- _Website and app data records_
────
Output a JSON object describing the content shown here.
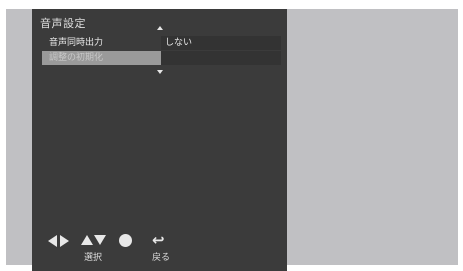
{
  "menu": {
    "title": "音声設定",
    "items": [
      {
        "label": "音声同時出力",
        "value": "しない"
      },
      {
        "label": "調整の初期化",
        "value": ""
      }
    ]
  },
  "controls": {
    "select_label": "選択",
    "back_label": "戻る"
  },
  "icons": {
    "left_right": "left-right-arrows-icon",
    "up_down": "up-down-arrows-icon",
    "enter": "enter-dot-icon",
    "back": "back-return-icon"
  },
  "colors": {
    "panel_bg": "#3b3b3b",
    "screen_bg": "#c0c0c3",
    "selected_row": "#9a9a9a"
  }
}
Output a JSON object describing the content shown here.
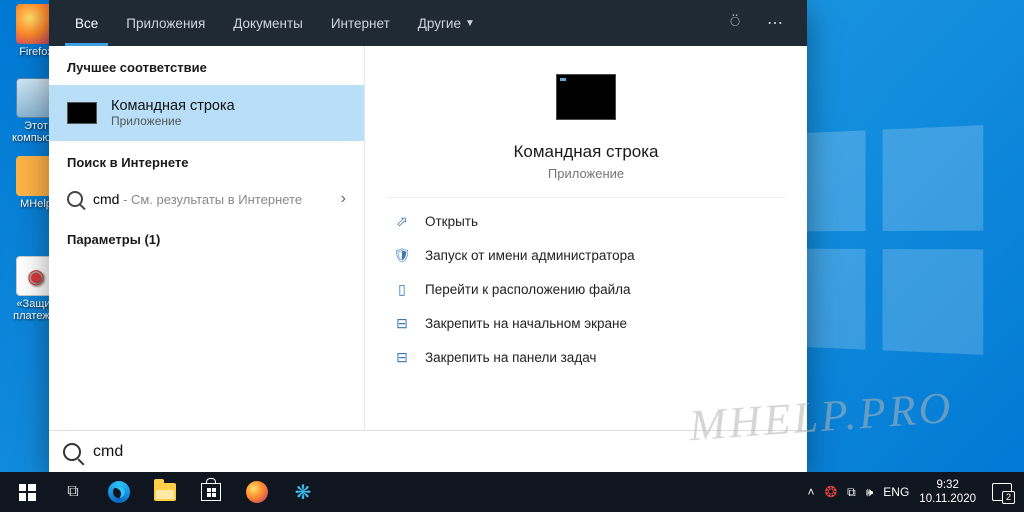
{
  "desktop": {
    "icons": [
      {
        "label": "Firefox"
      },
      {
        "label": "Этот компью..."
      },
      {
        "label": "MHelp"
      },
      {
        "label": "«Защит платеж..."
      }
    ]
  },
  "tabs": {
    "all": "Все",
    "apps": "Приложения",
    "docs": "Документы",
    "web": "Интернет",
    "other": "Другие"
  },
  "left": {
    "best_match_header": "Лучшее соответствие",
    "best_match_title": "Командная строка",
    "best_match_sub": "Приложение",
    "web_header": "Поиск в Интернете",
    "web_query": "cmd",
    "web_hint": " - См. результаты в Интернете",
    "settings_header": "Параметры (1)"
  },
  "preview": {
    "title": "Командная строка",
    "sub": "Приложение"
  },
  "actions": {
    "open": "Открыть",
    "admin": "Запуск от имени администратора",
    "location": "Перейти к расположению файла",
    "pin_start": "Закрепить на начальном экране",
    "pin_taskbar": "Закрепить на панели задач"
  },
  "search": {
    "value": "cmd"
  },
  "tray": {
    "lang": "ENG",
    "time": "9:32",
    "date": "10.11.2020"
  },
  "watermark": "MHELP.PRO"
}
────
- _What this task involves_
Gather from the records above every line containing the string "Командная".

- _Task output_
    "best_match_title": "Командная строка",
    "title": "Командная строка",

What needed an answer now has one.